Exercise details >> Say how many lines in the material below hold the word "Helen", and say nothing else.

*** Given records

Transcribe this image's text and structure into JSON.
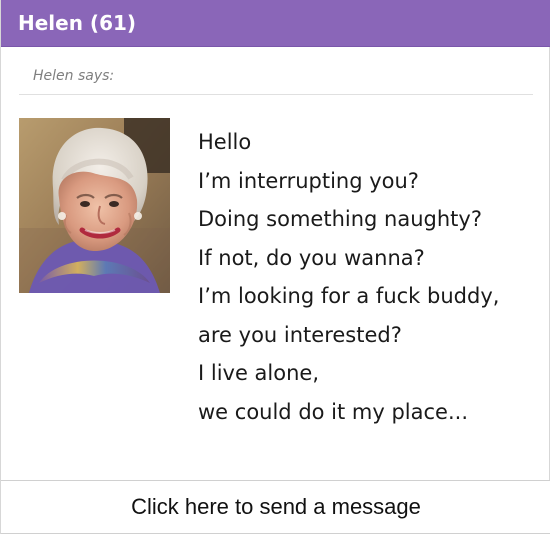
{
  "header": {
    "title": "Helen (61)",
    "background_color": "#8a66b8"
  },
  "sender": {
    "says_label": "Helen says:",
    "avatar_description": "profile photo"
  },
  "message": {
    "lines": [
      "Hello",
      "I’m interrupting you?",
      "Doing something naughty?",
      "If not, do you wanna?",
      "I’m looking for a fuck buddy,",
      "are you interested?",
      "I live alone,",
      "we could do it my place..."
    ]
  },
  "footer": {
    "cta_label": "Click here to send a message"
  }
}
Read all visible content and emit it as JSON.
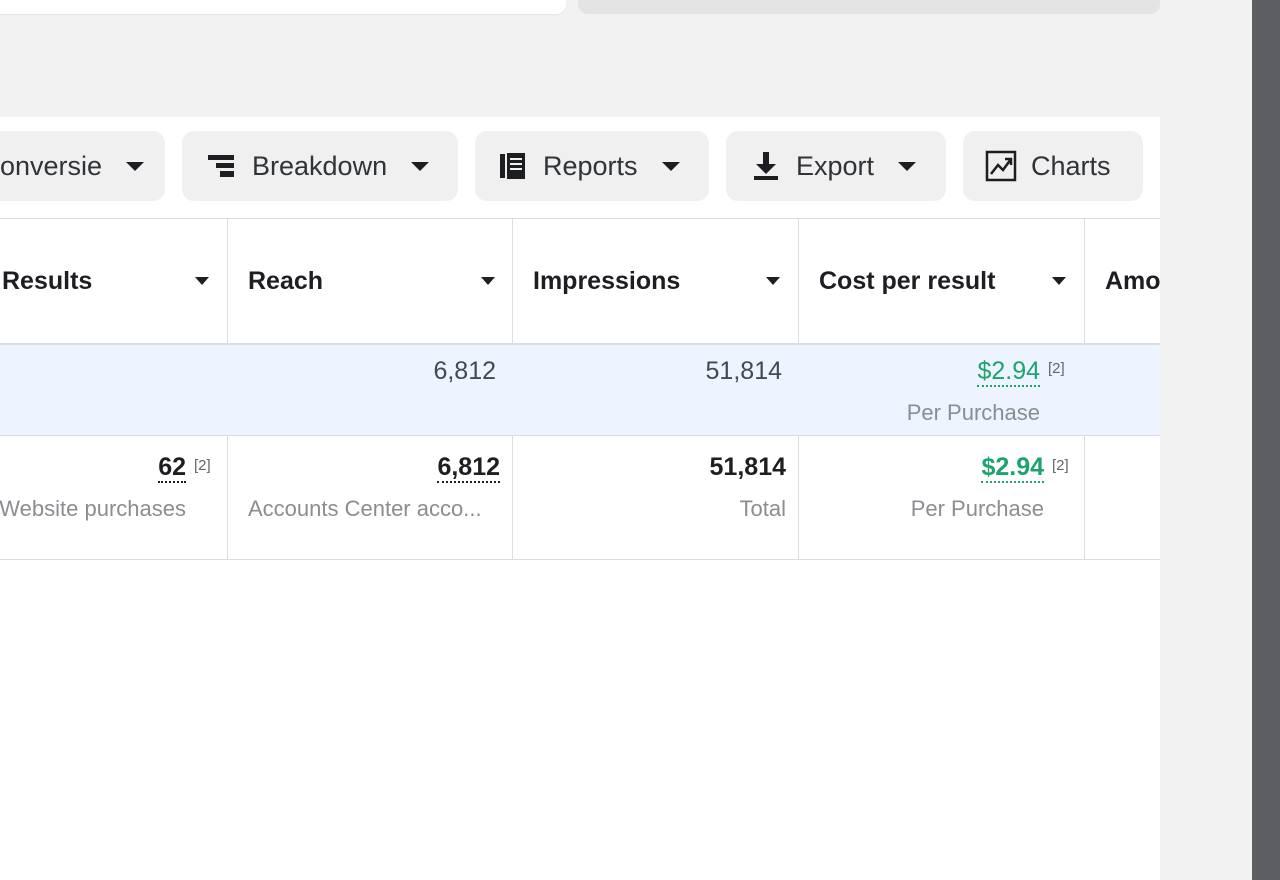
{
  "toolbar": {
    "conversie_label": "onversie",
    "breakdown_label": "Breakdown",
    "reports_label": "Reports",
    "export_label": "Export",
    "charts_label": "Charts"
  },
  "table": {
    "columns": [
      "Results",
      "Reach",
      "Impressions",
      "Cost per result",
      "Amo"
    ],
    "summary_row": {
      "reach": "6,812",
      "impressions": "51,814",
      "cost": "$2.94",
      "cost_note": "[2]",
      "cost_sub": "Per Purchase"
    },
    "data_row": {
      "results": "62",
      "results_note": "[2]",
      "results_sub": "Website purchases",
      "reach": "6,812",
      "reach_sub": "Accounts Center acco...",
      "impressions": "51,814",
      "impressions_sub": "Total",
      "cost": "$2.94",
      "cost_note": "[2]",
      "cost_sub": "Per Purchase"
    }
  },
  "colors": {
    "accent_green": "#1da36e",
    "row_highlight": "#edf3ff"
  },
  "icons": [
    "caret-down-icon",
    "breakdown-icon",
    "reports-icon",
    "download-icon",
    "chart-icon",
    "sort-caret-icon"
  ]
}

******

Output for this task >> 2